Obama's Moral Cowardice

Article excerpt

Byline: Jacob Weisberg

The president needs to find his principles.

Barack Obama's redecoration of the Oval Office includes a nice personal touch: a carpet ringed with favorite quotations from Abraham Lincoln, John F. Kennedy, both Presidents Roosevelt, and Martin Luther King Jr. The King quote, in particular, has become a kind of emblem for him: "The arc of the moral Universe is long, but it bends toward justice." For all the carping about his every move, the only big problem with the Obama presidency is the gap between what's written on his rug, and what's under it--the distance between the president's veneration of moral leadership past and his failure, so far, to exhibit much of it in the present.

Obama has had numerous chances to assert leadership on values questions this summer: Arizona's crude anti-immigrant law, the battle over Prop 8 and gay marriage, and the backlash against what Fox News persists in calling the "Ground Zero mosque." These battles raise fundamental questions of national identity, liberty, and individual rights. When Lindsey Graham argues for rewriting the Constitution to eliminate the birthright-citizenship clause of the 14th Amendment, or Newt Gingrich proposes a Saudi standard for the free exercise of religion, they're taking positions at odds with America's basic ideals. But Obama's instinctive caution has steered him away from casting these questions as moral or civil-rights issues. On none of them has he shown anything resembling courage.

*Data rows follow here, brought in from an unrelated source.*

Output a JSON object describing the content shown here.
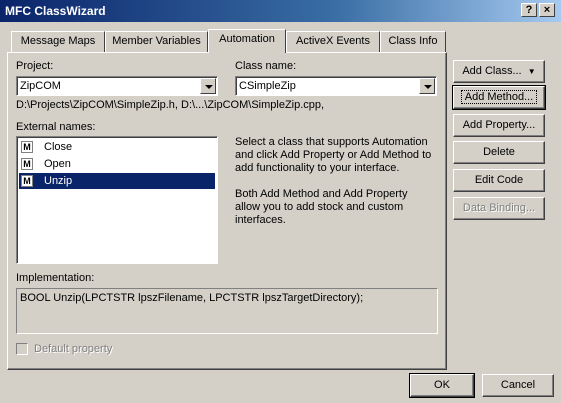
{
  "window": {
    "title": "MFC ClassWizard",
    "help_label": "?",
    "close_label": "×"
  },
  "tabs": [
    {
      "label": "Message Maps"
    },
    {
      "label": "Member Variables"
    },
    {
      "label": "Automation"
    },
    {
      "label": "ActiveX Events"
    },
    {
      "label": "Class Info"
    }
  ],
  "active_tab": "Automation",
  "project": {
    "label": "Project:",
    "value": "ZipCOM"
  },
  "class_name": {
    "label": "Class name:",
    "value": "CSimpleZip"
  },
  "path_text": "D:\\Projects\\ZipCOM\\SimpleZip.h, D:\\...\\ZipCOM\\SimpleZip.cpp,",
  "external_names": {
    "label": "External names:",
    "items": [
      {
        "icon": "M",
        "name": "Close"
      },
      {
        "icon": "M",
        "name": "Open"
      },
      {
        "icon": "M",
        "name": "Unzip"
      }
    ],
    "selected": "Unzip"
  },
  "help_text_1": "Select a class that supports Automation and click Add Property or Add Method to add functionality to your interface.",
  "help_text_2": "Both Add Method and Add Property allow you to add stock and custom interfaces.",
  "implementation": {
    "label": "Implementation:",
    "value": "BOOL Unzip(LPCTSTR lpszFilename, LPCTSTR lpszTargetDirectory);"
  },
  "default_property": {
    "label": "Default property",
    "checked": false,
    "enabled": false
  },
  "buttons": {
    "add_class": "Add Class...",
    "add_method": "Add Method...",
    "add_property": "Add Property...",
    "delete": "Delete",
    "edit_code": "Edit Code",
    "data_binding": "Data Binding...",
    "ok": "OK",
    "cancel": "Cancel"
  }
}
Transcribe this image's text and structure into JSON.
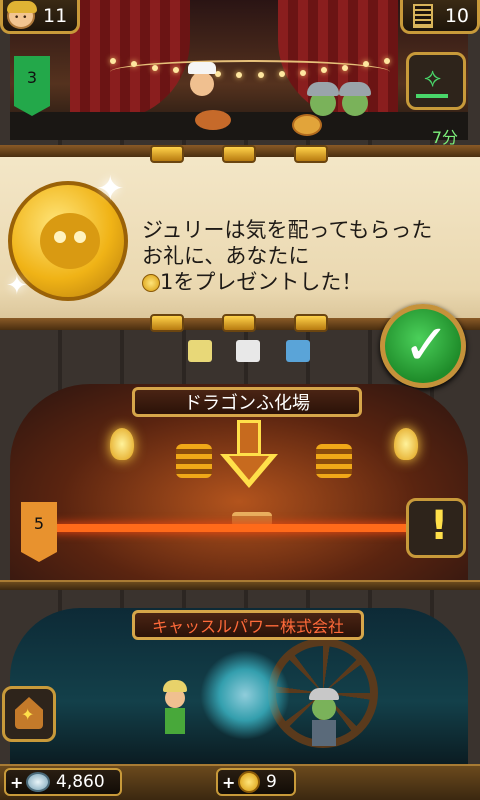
{
  "top_bar": {
    "population": "11",
    "floors": "10"
  },
  "bakery_floor": {
    "level": "3",
    "timer": "7分"
  },
  "notification": {
    "line1": "ジュリーは気を配ってもらった",
    "line2": "お礼に、あなたに",
    "line3_amount": "1",
    "line3_suffix": "をプレゼントした！"
  },
  "dragon_floor": {
    "name": "ドラゴンふ化場",
    "level": "5"
  },
  "castle_floor": {
    "name": "キャッスルパワー株式会社"
  },
  "currency": {
    "bux": "4,860",
    "coins": "9"
  },
  "icons": {
    "population": "avatar-face-icon",
    "floors": "tower-floors-icon",
    "confirm": "checkmark-icon",
    "alert": "exclamation-icon"
  },
  "colors": {
    "level_flag_green": "#23a84a",
    "level_flag_orange": "#e8922e",
    "confirm_green": "#2fa83a",
    "timer_text": "#7cf07a",
    "castle_sign_text": "#ff6a3a"
  }
}
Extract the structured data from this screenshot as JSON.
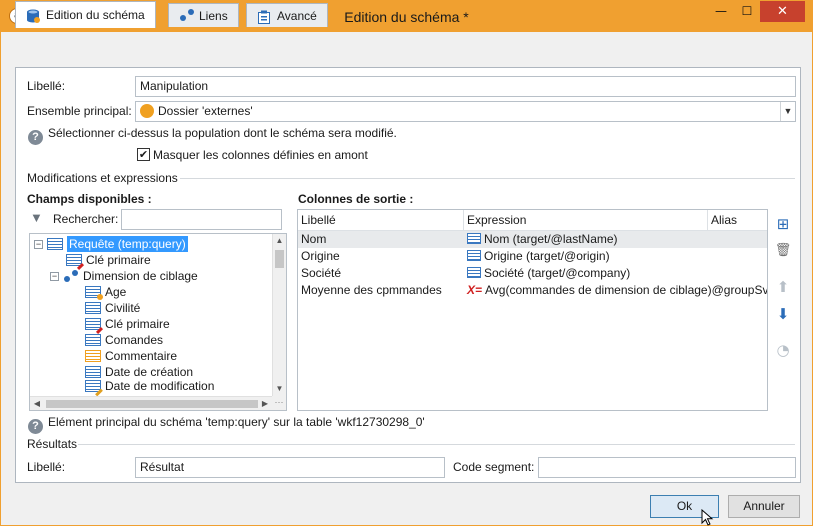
{
  "window": {
    "title": "Edition du schéma *",
    "app_icon": "adobe-campaign-icon",
    "controls": {
      "minimize": "—",
      "maximize": "☐",
      "close": "✕"
    },
    "accent": "#f0a030",
    "close_color": "#c7412d"
  },
  "tabs": [
    {
      "label": "Edition du schéma",
      "icon": "schema-icon",
      "active": true
    },
    {
      "label": "Liens",
      "icon": "link-icon",
      "active": false
    },
    {
      "label": "Avancé",
      "icon": "advanced-icon",
      "active": false
    }
  ],
  "form": {
    "libelle_label": "Libellé:",
    "libelle_value": "Manipulation",
    "ensemble_label": "Ensemble principal:",
    "ensemble_value": "Dossier 'externes'",
    "info_text": "Sélectionner ci-dessus la population dont le schéma sera modifié.",
    "mask_checkbox_label": "Masquer les colonnes définies en amont",
    "mask_checked": true,
    "mask_check_glyph": "✔"
  },
  "modifications": {
    "section_title": "Modifications et expressions",
    "available_fields_title": "Champs disponibles :",
    "search_label": "Rechercher:",
    "search_value": "",
    "tree": [
      {
        "label": "Requête (temp:query)",
        "level": 0,
        "expander": "−",
        "icon": "list-icon",
        "selected": true
      },
      {
        "label": "Clé primaire",
        "level": 1,
        "icon": "key-field-icon"
      },
      {
        "label": "Dimension de ciblage",
        "level": 1,
        "expander": "−",
        "icon": "link-icon"
      },
      {
        "label": "Age",
        "level": 2,
        "icon": "computed-field-icon"
      },
      {
        "label": "Civilité",
        "level": 2,
        "icon": "list-icon"
      },
      {
        "label": "Clé primaire",
        "level": 2,
        "icon": "key-field-icon"
      },
      {
        "label": "Comandes",
        "level": 2,
        "icon": "list-icon"
      },
      {
        "label": "Commentaire",
        "level": 2,
        "icon": "memo-field-icon"
      },
      {
        "label": "Date de création",
        "level": 2,
        "icon": "list-icon"
      },
      {
        "label": "Date de modification",
        "level": 2,
        "icon": "date-edit-icon"
      }
    ],
    "output_columns_title": "Colonnes de sortie :",
    "grid_headers": {
      "libelle": "Libellé",
      "expression": "Expression",
      "alias": "Alias"
    },
    "grid_rows": [
      {
        "libelle": "Nom",
        "expression": "Nom (target/@lastName)",
        "expr_icon": "list-icon",
        "alias": "",
        "selected": true
      },
      {
        "libelle": "Origine",
        "expression": "Origine (target/@origin)",
        "expr_icon": "list-icon",
        "alias": ""
      },
      {
        "libelle": "Société",
        "expression": "Société (target/@company)",
        "expr_icon": "list-icon",
        "alias": ""
      },
      {
        "libelle": "Moyenne des cpmmandes",
        "expression": "Avg(commandes de dimension de ciblage)@groupSv",
        "expr_icon": "expression-icon",
        "expr_glyph": "X=",
        "alias": ""
      }
    ],
    "side_tools": [
      {
        "name": "add-column-icon",
        "glyph": "⊞",
        "color": "#2b6cb8"
      },
      {
        "name": "delete-icon",
        "glyph": "🗑",
        "color": "#707070"
      },
      {
        "name": "move-up-icon",
        "glyph": "⬆",
        "color": "#b8c0c8"
      },
      {
        "name": "move-down-icon",
        "glyph": "⬇",
        "color": "#2b6cb8"
      },
      {
        "name": "distribution-icon",
        "glyph": "◔",
        "color": "#b8c0c8"
      }
    ],
    "footer_info": "Elément principal du schéma 'temp:query' sur la table 'wkf12730298_0'"
  },
  "results": {
    "section_title": "Résultats",
    "libelle_label": "Libellé:",
    "libelle_value": "Résultat",
    "code_segment_label": "Code segment:",
    "code_segment_value": ""
  },
  "buttons": {
    "ok": "Ok",
    "cancel": "Annuler"
  }
}
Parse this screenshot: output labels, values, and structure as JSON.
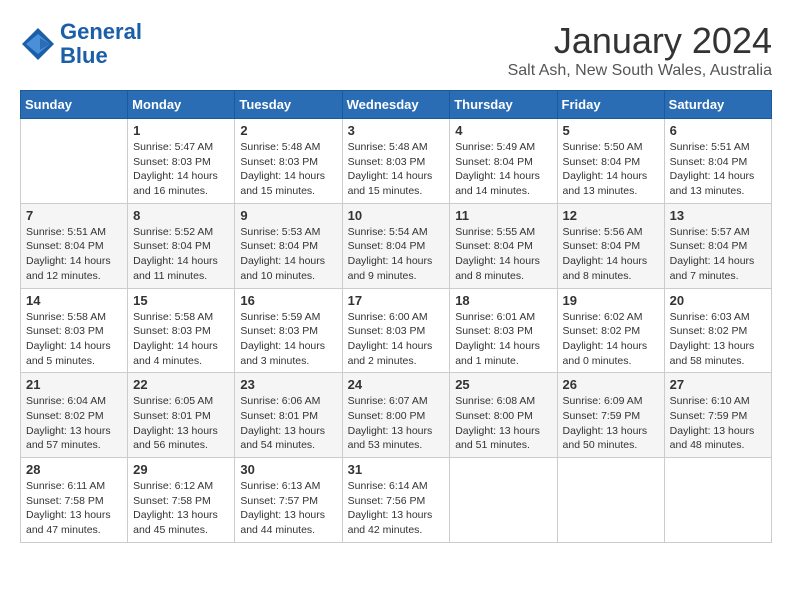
{
  "header": {
    "logo_line1": "General",
    "logo_line2": "Blue",
    "title": "January 2024",
    "location": "Salt Ash, New South Wales, Australia"
  },
  "days_of_week": [
    "Sunday",
    "Monday",
    "Tuesday",
    "Wednesday",
    "Thursday",
    "Friday",
    "Saturday"
  ],
  "weeks": [
    [
      {
        "day": "",
        "info": ""
      },
      {
        "day": "1",
        "info": "Sunrise: 5:47 AM\nSunset: 8:03 PM\nDaylight: 14 hours\nand 16 minutes."
      },
      {
        "day": "2",
        "info": "Sunrise: 5:48 AM\nSunset: 8:03 PM\nDaylight: 14 hours\nand 15 minutes."
      },
      {
        "day": "3",
        "info": "Sunrise: 5:48 AM\nSunset: 8:03 PM\nDaylight: 14 hours\nand 15 minutes."
      },
      {
        "day": "4",
        "info": "Sunrise: 5:49 AM\nSunset: 8:04 PM\nDaylight: 14 hours\nand 14 minutes."
      },
      {
        "day": "5",
        "info": "Sunrise: 5:50 AM\nSunset: 8:04 PM\nDaylight: 14 hours\nand 13 minutes."
      },
      {
        "day": "6",
        "info": "Sunrise: 5:51 AM\nSunset: 8:04 PM\nDaylight: 14 hours\nand 13 minutes."
      }
    ],
    [
      {
        "day": "7",
        "info": "Sunrise: 5:51 AM\nSunset: 8:04 PM\nDaylight: 14 hours\nand 12 minutes."
      },
      {
        "day": "8",
        "info": "Sunrise: 5:52 AM\nSunset: 8:04 PM\nDaylight: 14 hours\nand 11 minutes."
      },
      {
        "day": "9",
        "info": "Sunrise: 5:53 AM\nSunset: 8:04 PM\nDaylight: 14 hours\nand 10 minutes."
      },
      {
        "day": "10",
        "info": "Sunrise: 5:54 AM\nSunset: 8:04 PM\nDaylight: 14 hours\nand 9 minutes."
      },
      {
        "day": "11",
        "info": "Sunrise: 5:55 AM\nSunset: 8:04 PM\nDaylight: 14 hours\nand 8 minutes."
      },
      {
        "day": "12",
        "info": "Sunrise: 5:56 AM\nSunset: 8:04 PM\nDaylight: 14 hours\nand 8 minutes."
      },
      {
        "day": "13",
        "info": "Sunrise: 5:57 AM\nSunset: 8:04 PM\nDaylight: 14 hours\nand 7 minutes."
      }
    ],
    [
      {
        "day": "14",
        "info": "Sunrise: 5:58 AM\nSunset: 8:03 PM\nDaylight: 14 hours\nand 5 minutes."
      },
      {
        "day": "15",
        "info": "Sunrise: 5:58 AM\nSunset: 8:03 PM\nDaylight: 14 hours\nand 4 minutes."
      },
      {
        "day": "16",
        "info": "Sunrise: 5:59 AM\nSunset: 8:03 PM\nDaylight: 14 hours\nand 3 minutes."
      },
      {
        "day": "17",
        "info": "Sunrise: 6:00 AM\nSunset: 8:03 PM\nDaylight: 14 hours\nand 2 minutes."
      },
      {
        "day": "18",
        "info": "Sunrise: 6:01 AM\nSunset: 8:03 PM\nDaylight: 14 hours\nand 1 minute."
      },
      {
        "day": "19",
        "info": "Sunrise: 6:02 AM\nSunset: 8:02 PM\nDaylight: 14 hours\nand 0 minutes."
      },
      {
        "day": "20",
        "info": "Sunrise: 6:03 AM\nSunset: 8:02 PM\nDaylight: 13 hours\nand 58 minutes."
      }
    ],
    [
      {
        "day": "21",
        "info": "Sunrise: 6:04 AM\nSunset: 8:02 PM\nDaylight: 13 hours\nand 57 minutes."
      },
      {
        "day": "22",
        "info": "Sunrise: 6:05 AM\nSunset: 8:01 PM\nDaylight: 13 hours\nand 56 minutes."
      },
      {
        "day": "23",
        "info": "Sunrise: 6:06 AM\nSunset: 8:01 PM\nDaylight: 13 hours\nand 54 minutes."
      },
      {
        "day": "24",
        "info": "Sunrise: 6:07 AM\nSunset: 8:00 PM\nDaylight: 13 hours\nand 53 minutes."
      },
      {
        "day": "25",
        "info": "Sunrise: 6:08 AM\nSunset: 8:00 PM\nDaylight: 13 hours\nand 51 minutes."
      },
      {
        "day": "26",
        "info": "Sunrise: 6:09 AM\nSunset: 7:59 PM\nDaylight: 13 hours\nand 50 minutes."
      },
      {
        "day": "27",
        "info": "Sunrise: 6:10 AM\nSunset: 7:59 PM\nDaylight: 13 hours\nand 48 minutes."
      }
    ],
    [
      {
        "day": "28",
        "info": "Sunrise: 6:11 AM\nSunset: 7:58 PM\nDaylight: 13 hours\nand 47 minutes."
      },
      {
        "day": "29",
        "info": "Sunrise: 6:12 AM\nSunset: 7:58 PM\nDaylight: 13 hours\nand 45 minutes."
      },
      {
        "day": "30",
        "info": "Sunrise: 6:13 AM\nSunset: 7:57 PM\nDaylight: 13 hours\nand 44 minutes."
      },
      {
        "day": "31",
        "info": "Sunrise: 6:14 AM\nSunset: 7:56 PM\nDaylight: 13 hours\nand 42 minutes."
      },
      {
        "day": "",
        "info": ""
      },
      {
        "day": "",
        "info": ""
      },
      {
        "day": "",
        "info": ""
      }
    ]
  ]
}
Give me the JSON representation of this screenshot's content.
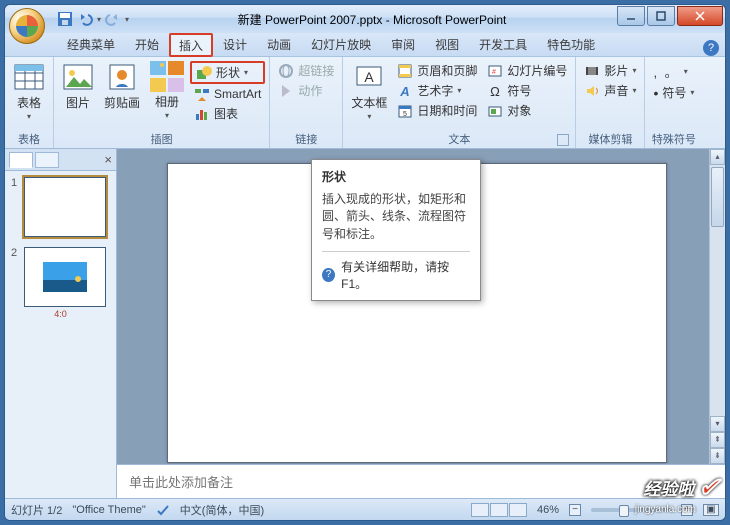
{
  "titlebar": {
    "title": "新建 PowerPoint 2007.pptx - Microsoft PowerPoint"
  },
  "tabs": {
    "items": [
      {
        "label": "经典菜单"
      },
      {
        "label": "开始"
      },
      {
        "label": "插入"
      },
      {
        "label": "设计"
      },
      {
        "label": "动画"
      },
      {
        "label": "幻灯片放映"
      },
      {
        "label": "审阅"
      },
      {
        "label": "视图"
      },
      {
        "label": "开发工具"
      },
      {
        "label": "特色功能"
      }
    ]
  },
  "ribbon": {
    "group_table": {
      "label": "表格",
      "button": "表格"
    },
    "group_illus": {
      "label": "插图",
      "picture": "图片",
      "clipart": "剪贴画",
      "album": "相册",
      "shapes": "形状",
      "smartart": "SmartArt",
      "chart": "图表"
    },
    "group_link": {
      "label": "链接",
      "hyperlink": "超链接",
      "action": "动作"
    },
    "group_text": {
      "label": "文本",
      "textbox": "文本框",
      "header_footer": "页眉和页脚",
      "wordart": "艺术字",
      "datetime": "日期和时间",
      "slide_num": "幻灯片编号",
      "symbol": "符号",
      "object": "对象"
    },
    "group_media": {
      "label": "媒体剪辑",
      "movie": "影片",
      "sound": "声音"
    },
    "group_special": {
      "label": "特殊符号",
      "symbol_btn": "符号"
    }
  },
  "tooltip": {
    "title": "形状",
    "body": "插入现成的形状，如矩形和圆、箭头、线条、流程图符号和标注。",
    "help": "有关详细帮助，请按 F1。"
  },
  "pane": {
    "slide1_num": "1",
    "slide2_num": "2",
    "slide2_cap": "4:0"
  },
  "notes": {
    "placeholder": "单击此处添加备注"
  },
  "status": {
    "slide_info": "幻灯片 1/2",
    "theme": "\"Office Theme\"",
    "lang": "中文(简体，中国)",
    "zoom": "46%"
  },
  "watermark": {
    "main": "经验啦",
    "sub": "jingyanla.com"
  }
}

In responding to the fight over the mosque, Obama has been characteristically legalistic and technical. At an iftar dinner he hosted at the White House, the president supported the right of Muslims "to build a place of worship and a community center on private property in lower Manhattan"--itself a too picky allowance. The next day, he hedged even further, telling reporters, "I was not commenting and I will not comment on the wisdom of making the decision to put a mosque there." This sail-trimming, where a bold defense of freedom of worship was wanted, left it to the newly heroic Michael Bloomberg to instruct us, at his own iftar dinner in New York, that the issue was "a test of our commitment to American values."

With the Proposition 8 fight, Obama has fallen short in a different way, by his reluctance to join an emerging social consensus. …